- 1 roll of Inland 1.75mm Gray PLA for the Blade parts
- 1 roll of eSun 1.75mm Brass PLA for the Pommel and Guard
- Super Glue (Any Brand)
Recommended Printer Settings
- Layer Height or Resolution .2 mm
- Infill 20%
- No supports except for the Grip
- No Raft
- Extruder Temp 205c Bed Temp 50c
Let’s Print the Blade
The print ran for approximately 8 hours, which included all parts of the sword blade. I printed the blade pieces first using the gray PLA. I originally thought of using silver PLA, but when I compared it to the gray, the gray looked better for a sword blade. Also, I already had the gray handy, so no need to purchase silver PLA.
The only problem experienced with the blades was printing the pointy tip. It was determined if the temp is two high the tip would not print right, instead it will look like a Dairy Queen Ice Cream cone on top. I had to reprint the tip at a lower temperature. The blade prints in four parts with two 1/4″ dowel holes. This keeps the parts lined up for assembly and gives the extra blade strength once it is glued together.
The Pommel and Guard
The picture of the Pommel and Guard on the internet showed them printed with Gold. I had no gold filament, but I did have light brown. The photos here are of the light brown inland filament printing. I have since done some research and could not find an acceptable gold filament. The Gold filament I found looked too much like yellow. The brass looked like what I thought gold should look. So I reprinted the Pommel and Guard in brass.
I think it looks great. None of these parts so far required supports and look great once printed. The Guard prints in two parts and easily glues together.
This is the only part that requires supports, but the supports remove like butter. They literally wipe right off the grip. I printed this part standing upright and it took about an hour with the Rain Teal filament. All of this means the Grip is beautiful and feels great in your hand.
Let’s Put It Together
I test fitted all the pieces and found that all fit together tight. I sled all the blade parts on to the two quarter inch dowels. Then added super glue between each and also sprayed them with Super Glue Accelerator. I then glued the two halves of the guard together and also applied Accelerator to them. I glued the Pummel to the end of the Grip and inserted the grip into the Guard gluing and spraying each with Accelerator. Lastly I inserted the Blade into the top of the Guard after gluing and spraying with Accelerator. After assembly the sword looked and felt good to hold.
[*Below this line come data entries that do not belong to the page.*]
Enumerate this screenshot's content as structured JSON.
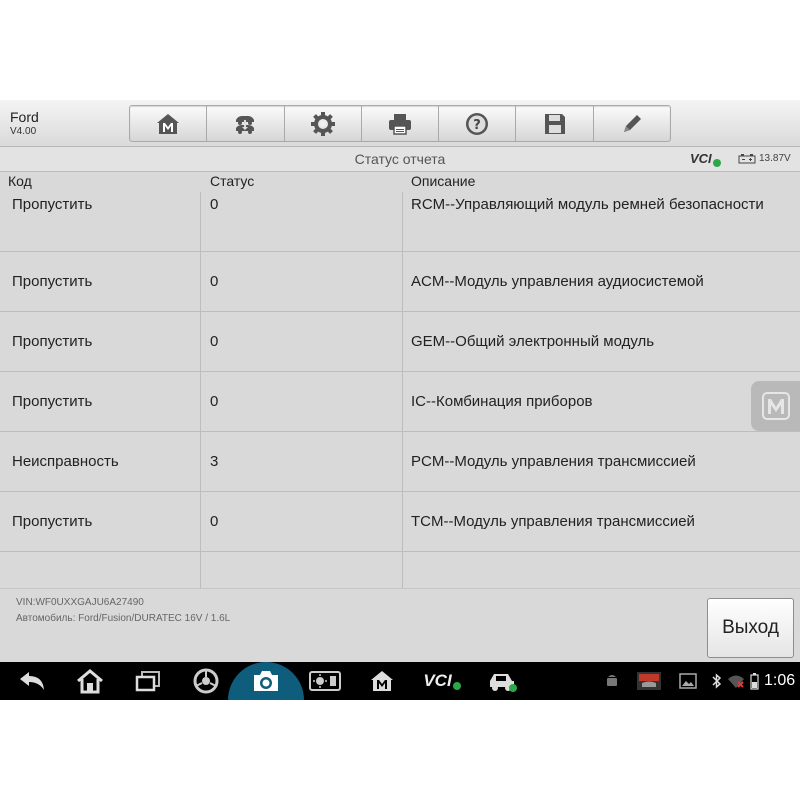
{
  "app": {
    "brand": "Ford",
    "version": "V4.00"
  },
  "toolbar": {
    "buttons": [
      {
        "icon": "home-icon"
      },
      {
        "icon": "vehicle-swap-icon"
      },
      {
        "icon": "settings-gear-icon"
      },
      {
        "icon": "printer-icon"
      },
      {
        "icon": "help-icon"
      },
      {
        "icon": "save-icon"
      },
      {
        "icon": "pencil-icon"
      }
    ]
  },
  "status_bar": {
    "title": "Статус отчета",
    "vci_label": "VCI",
    "voltage": "13.87V"
  },
  "table": {
    "headers": [
      "Код",
      "Статус",
      "Описание"
    ],
    "rows": [
      {
        "code": "Пропустить",
        "status": "0",
        "description": "RCM--Управляющий модуль ремней безопасности"
      },
      {
        "code": "Пропустить",
        "status": "0",
        "description": "ACM--Модуль управления аудиосистемой"
      },
      {
        "code": "Пропустить",
        "status": "0",
        "description": "GEM--Общий электронный модуль"
      },
      {
        "code": "Пропустить",
        "status": "0",
        "description": "IC--Комбинация приборов"
      },
      {
        "code": "Неисправность",
        "status": "3",
        "description": "PCM--Модуль управления трансмиссией"
      },
      {
        "code": "Пропустить",
        "status": "0",
        "description": "TCM--Модуль управления трансмиссией"
      },
      {
        "code": "",
        "status": "",
        "description": ""
      }
    ]
  },
  "footer": {
    "vin": "VIN:WF0UXXGAJU6A27490",
    "vehicle": "Автомобиль: Ford/Fusion/DURATEC 16V / 1.6L",
    "exit_label": "Выход"
  },
  "navbar": {
    "vci_label": "VCI",
    "time": "1:06",
    "colors": {
      "background": "#000000",
      "camera_highlight": "#0e5d7c"
    }
  }
}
The STL files that you purchase for this print have been designed with care. I found no irregularities in any of the files. My only gripe would be the handle and its need for support. While the supports did release with ease, I would rather not use supports or rafts when printing. The prints look smother and more professional without the use of supports, but on this print I will overlook this because of how easy the supports were removed.
As for printing the files it would be great if Corsec Props provided suggested settings for those who are new to the hobby. In conclusion, I loved this print, It printed fast, using very little material and assembly took only about 15 minutes. My daughter, who is into cosplay was apprehensive at first of a 3D printed sword actually looking good, she fell in love with the finished product. She has requested me to purchase and download the files for the Genny’s Staff and build it too.
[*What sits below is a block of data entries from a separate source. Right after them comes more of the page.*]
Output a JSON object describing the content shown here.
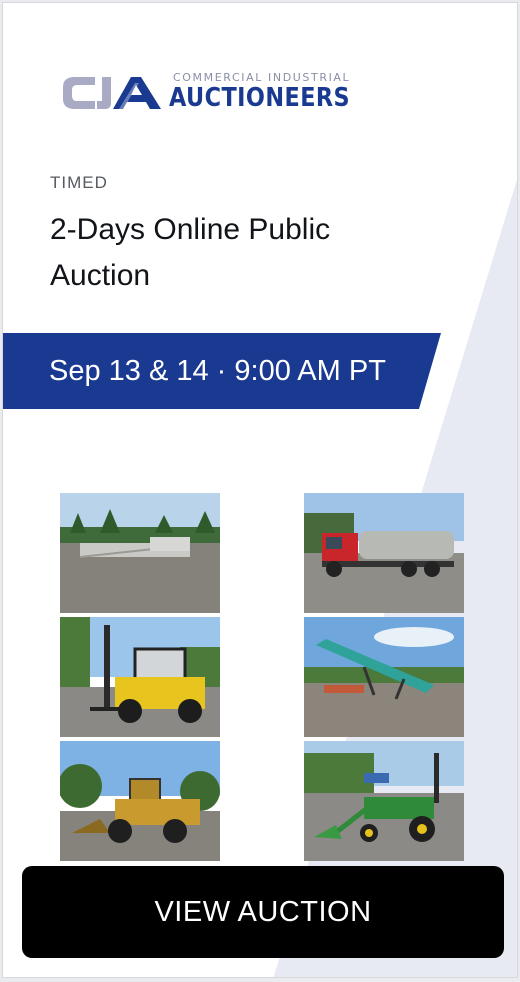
{
  "brand": {
    "tagline": "COMMERCIAL INDUSTRIAL",
    "name": "AUCTIONEERS",
    "mark": "CIA",
    "primary_color": "#1a3990",
    "mark_gray": "#a9abc4"
  },
  "auction": {
    "type": "TIMED",
    "title": "2-Days Online Public Auction",
    "date_label": "Sep 13 & 14 · 9:00 AM PT"
  },
  "photos": [
    {
      "name": "photo-conveyor-parts",
      "subject": "conveyor sections in yard"
    },
    {
      "name": "photo-water-truck",
      "subject": "red water tanker truck"
    },
    {
      "name": "photo-forklift",
      "subject": "yellow forklift"
    },
    {
      "name": "photo-stacker-conveyor",
      "subject": "teal stacker conveyor"
    },
    {
      "name": "photo-wheel-loader",
      "subject": "yellow wheel loader"
    },
    {
      "name": "photo-compact-tractor",
      "subject": "green compact tractor with loader"
    }
  ],
  "cta": {
    "label": "VIEW AUCTION"
  }
}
I am very impressed with the quality and price of the designs presented on this site and am more than willing to make further purchases in the future. Please check them out for yourself if you don’t believe me.
How well does the super glue work for you? I have used that before and it leaves a white residue around the joints that I’m not a fan of.
@Tom, Super glue is not my friend when it comes to 3D printing materials. I really hope the 3d Gloop stuff on kick starter works the way it says. I saw people pulling on it at ERRF so I guess there has to be some legitimacy to it. I guess I find out when they start shipping. Hopefully, it will make assembling prints much easier.
I love prop”making” with 3D printer technology and this sword is a clear example of what can be achieved with it!
Liked this article on making a sword using 3D printing. Easy directions to follow, thanks !!